The nervous system is an intricate and highly specialized network of neurons. Neuronal differentiation involves complex reprogramming of gene expression. Alternative splicing of precursor mRNAs increases the complexity of transcriptomes and diversifies protein functions at the post-transcriptional level. Indeed, alternative splicing plays an important role in neuronal differentiation, axon guidance, synaptogenesis, synaptic transmission, and plasticity. Because the delicate structure and function of neurons make them particularly susceptible to dysregulation of splicing, aberrant expression or function of splicing factors may cause neuronal disorders. Therefore, it is important to improve our understanding of the mechanisms and physiological functions of alternative splicing regulation in neurons.
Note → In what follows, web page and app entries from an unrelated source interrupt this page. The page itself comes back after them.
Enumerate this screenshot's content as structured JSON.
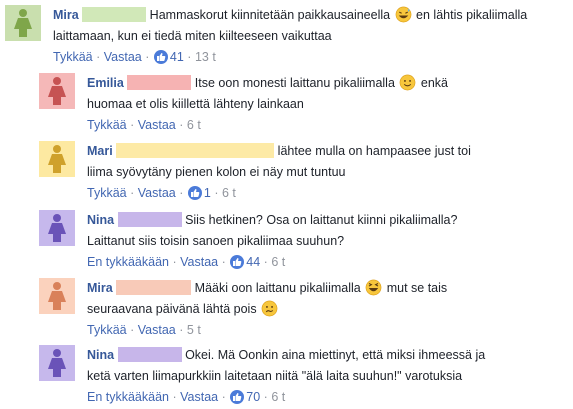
{
  "comments": [
    {
      "name": "Mira",
      "avatar_color": "#c9dfae",
      "figure_color": "#7fa64a",
      "redact_color": "#d1e8b8",
      "line1": "Hammaskorut kiinnitetään paikkausaineella",
      "line1_after": "en lähtis pikaliimalla",
      "line1_emoji": "grinning-sweat-emoji",
      "line2": "laittamaan, kun ei tiedä miten kiilteeseen vaikuttaa",
      "like": "Tykkää",
      "reply": "Vastaa",
      "reactions": "41",
      "age": "13 t"
    },
    {
      "name": "Emilia",
      "avatar_color": "#f5b8b8",
      "figure_color": "#c65353",
      "redact_color": "#f6b3b3",
      "line1": "Itse oon monesti laittanu pikaliimalla",
      "line1_after": "enkä",
      "line1_emoji": "smiling-emoji",
      "line2": "huomaa et olis kiillettä lähteny lainkaan",
      "like": "Tykkää",
      "reply": "Vastaa",
      "age": "6 t"
    },
    {
      "name": "Mari",
      "avatar_color": "#fde9a1",
      "figure_color": "#cfa12b",
      "redact_color": "#fdeaa6",
      "line1": "lähtee mulla on hampaasee just toi",
      "line2": "liima syövytäny pienen kolon ei näy mut tuntuu",
      "like": "Tykkää",
      "reply": "Vastaa",
      "reactions": "1",
      "age": "6 t"
    },
    {
      "name": "Nina",
      "avatar_color": "#c6b8ec",
      "figure_color": "#6a53b8",
      "redact_color": "#c7b6ea",
      "line1": "Siis hetkinen? Osa on laittanut kiinni pikaliimalla?",
      "line2": "Laittanut siis toisin sanoen pikaliimaa suuhun?",
      "like": "En tykkääkään",
      "reply": "Vastaa",
      "reactions": "44",
      "age": "6 t"
    },
    {
      "name": "Mira",
      "avatar_color": "#fbd2bd",
      "figure_color": "#d9815a",
      "redact_color": "#f8cab8",
      "line1": "Määki oon laittanu pikaliimalla",
      "line1_after": "mut se tais",
      "line1_emoji": "laughing-emoji",
      "line2": "seuraavana päivänä lähtä pois",
      "line2_emoji": "confused-emoji",
      "like": "Tykkää",
      "reply": "Vastaa",
      "age": "5 t"
    },
    {
      "name": "Nina",
      "avatar_color": "#c6b8ec",
      "figure_color": "#6a53b8",
      "redact_color": "#c7b6ea",
      "line1": "Okei. Mä Oonkin aina miettinyt, että miksi ihmeessä ja",
      "line2": "ketä varten liimapurkkiin laitetaan niitä \"älä laita suuhun!\" varotuksia",
      "like": "En tykkääkään",
      "reply": "Vastaa",
      "reactions": "70",
      "age": "6 t"
    }
  ]
}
Regulation of alternative splicing primarily involves the binding of regulatory factors to specific cis-elements of precursor mRNAs, and interplay between splicing factors may lead to fine tuning of splicing regulation, thereby diversifying the cadre of mature products. In addition, transcription rate and the availability of the basal splicing machinery may also influence alternative splicing. Recently, our understanding of the mechanisms underlying alternative splicing have been advanced from studies of several neuronal splicing factors; these studies have utilized genetic knockout or disease models as well as genome-wide analysis of mRNA isoforms. In this chapter, we review current understanding of alternative splicing in neurons.
|Title of host publication||RNA Processing|
|Publisher||INTECH Open Access Publisher|
|Number of pages||22|
|Publication status||Published - 2011|